Brief: Look below and pull out each line with the word "Текущий".
(Beginning of Task material)
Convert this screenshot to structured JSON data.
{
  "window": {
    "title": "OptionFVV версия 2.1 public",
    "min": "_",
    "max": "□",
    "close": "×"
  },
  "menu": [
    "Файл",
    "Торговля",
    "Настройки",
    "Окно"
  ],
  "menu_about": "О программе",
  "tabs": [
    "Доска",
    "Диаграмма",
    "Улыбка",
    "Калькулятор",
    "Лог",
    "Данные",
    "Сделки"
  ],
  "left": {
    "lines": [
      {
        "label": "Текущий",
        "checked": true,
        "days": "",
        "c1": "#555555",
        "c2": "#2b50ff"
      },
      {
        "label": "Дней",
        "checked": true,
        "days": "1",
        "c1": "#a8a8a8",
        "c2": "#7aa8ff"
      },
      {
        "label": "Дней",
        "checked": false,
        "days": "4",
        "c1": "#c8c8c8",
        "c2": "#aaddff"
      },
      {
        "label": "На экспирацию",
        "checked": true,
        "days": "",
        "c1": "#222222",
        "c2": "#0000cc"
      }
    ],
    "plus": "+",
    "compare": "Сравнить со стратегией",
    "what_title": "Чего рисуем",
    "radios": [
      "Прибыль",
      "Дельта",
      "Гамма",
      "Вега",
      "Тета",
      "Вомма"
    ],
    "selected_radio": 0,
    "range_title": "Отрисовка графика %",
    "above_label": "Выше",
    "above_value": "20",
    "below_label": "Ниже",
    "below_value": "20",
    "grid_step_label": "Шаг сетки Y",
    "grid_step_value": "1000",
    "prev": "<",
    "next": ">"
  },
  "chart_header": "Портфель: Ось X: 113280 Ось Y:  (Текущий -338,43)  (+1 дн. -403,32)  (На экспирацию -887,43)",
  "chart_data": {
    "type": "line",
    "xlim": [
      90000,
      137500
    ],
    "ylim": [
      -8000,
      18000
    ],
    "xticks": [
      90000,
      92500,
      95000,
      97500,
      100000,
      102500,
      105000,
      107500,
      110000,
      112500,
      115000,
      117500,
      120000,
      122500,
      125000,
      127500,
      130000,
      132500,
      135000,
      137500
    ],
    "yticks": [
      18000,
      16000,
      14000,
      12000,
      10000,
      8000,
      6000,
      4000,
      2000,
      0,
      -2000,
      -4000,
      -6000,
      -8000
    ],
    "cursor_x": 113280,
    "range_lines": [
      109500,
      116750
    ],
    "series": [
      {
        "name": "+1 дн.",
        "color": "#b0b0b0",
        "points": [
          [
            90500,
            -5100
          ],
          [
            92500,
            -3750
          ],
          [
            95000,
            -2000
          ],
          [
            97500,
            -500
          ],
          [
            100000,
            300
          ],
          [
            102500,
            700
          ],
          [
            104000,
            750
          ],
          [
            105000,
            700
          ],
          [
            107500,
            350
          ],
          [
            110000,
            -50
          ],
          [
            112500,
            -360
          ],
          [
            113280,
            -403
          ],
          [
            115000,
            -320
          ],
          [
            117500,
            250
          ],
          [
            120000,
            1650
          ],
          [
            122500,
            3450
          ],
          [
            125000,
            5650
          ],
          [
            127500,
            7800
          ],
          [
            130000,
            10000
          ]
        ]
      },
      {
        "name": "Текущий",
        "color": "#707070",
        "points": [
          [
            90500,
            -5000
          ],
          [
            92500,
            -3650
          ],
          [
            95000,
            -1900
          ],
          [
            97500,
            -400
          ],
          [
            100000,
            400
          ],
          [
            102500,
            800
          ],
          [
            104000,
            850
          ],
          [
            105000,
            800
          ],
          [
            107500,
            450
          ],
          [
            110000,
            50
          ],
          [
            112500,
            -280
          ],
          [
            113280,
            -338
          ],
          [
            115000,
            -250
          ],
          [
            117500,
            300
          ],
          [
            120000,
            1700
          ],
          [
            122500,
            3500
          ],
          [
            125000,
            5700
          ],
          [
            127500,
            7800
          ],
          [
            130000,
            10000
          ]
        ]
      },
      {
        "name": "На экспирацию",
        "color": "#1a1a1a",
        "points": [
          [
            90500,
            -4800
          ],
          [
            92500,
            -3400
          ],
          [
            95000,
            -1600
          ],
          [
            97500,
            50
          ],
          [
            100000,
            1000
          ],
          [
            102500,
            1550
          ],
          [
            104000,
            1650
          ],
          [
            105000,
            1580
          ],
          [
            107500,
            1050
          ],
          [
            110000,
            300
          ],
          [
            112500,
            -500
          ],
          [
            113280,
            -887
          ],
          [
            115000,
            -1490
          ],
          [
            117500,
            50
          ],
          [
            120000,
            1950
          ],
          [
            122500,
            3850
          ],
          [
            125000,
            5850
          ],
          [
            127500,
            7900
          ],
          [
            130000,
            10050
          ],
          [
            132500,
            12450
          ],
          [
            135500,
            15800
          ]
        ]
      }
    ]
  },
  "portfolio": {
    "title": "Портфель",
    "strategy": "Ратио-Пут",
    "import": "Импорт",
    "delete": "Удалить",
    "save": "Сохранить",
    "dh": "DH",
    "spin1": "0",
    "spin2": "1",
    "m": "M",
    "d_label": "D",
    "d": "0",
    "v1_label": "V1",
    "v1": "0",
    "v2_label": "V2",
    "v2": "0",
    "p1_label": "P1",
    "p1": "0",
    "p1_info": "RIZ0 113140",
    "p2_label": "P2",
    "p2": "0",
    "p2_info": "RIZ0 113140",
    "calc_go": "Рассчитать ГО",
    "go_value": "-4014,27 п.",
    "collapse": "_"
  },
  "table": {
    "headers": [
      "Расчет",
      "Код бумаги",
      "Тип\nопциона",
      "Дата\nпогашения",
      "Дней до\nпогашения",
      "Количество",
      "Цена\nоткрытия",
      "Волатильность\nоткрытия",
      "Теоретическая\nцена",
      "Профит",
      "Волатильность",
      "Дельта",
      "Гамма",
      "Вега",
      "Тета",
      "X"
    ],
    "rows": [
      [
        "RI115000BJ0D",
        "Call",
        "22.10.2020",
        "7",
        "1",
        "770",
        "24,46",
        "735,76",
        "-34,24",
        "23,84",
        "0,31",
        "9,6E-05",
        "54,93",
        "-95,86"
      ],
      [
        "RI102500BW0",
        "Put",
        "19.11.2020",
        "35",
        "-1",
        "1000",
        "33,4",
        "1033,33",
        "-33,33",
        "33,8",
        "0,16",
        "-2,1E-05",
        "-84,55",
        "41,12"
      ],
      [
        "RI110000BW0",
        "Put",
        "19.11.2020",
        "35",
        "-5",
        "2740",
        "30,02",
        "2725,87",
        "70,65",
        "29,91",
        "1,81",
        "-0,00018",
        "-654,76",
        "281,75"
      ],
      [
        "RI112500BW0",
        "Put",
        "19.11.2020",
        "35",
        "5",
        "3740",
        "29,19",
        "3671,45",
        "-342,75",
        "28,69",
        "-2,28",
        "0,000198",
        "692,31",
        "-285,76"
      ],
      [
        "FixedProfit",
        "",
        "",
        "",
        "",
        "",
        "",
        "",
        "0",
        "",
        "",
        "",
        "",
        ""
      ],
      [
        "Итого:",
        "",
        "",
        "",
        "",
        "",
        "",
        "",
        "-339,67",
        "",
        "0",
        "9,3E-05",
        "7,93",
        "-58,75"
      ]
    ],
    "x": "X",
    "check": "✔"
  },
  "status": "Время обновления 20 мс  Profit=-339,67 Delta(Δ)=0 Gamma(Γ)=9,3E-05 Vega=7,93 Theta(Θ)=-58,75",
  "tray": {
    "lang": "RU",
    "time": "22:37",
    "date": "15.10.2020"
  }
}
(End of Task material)
Response to the task:
        "label": "Текущий",
  "chart_header": "Портфель: Ось X: 113280 Ось Y:  (Текущий -338,43)  (+1 дн. -403,32)  (На экспирацию -887,43)",
        "name": "Текущий",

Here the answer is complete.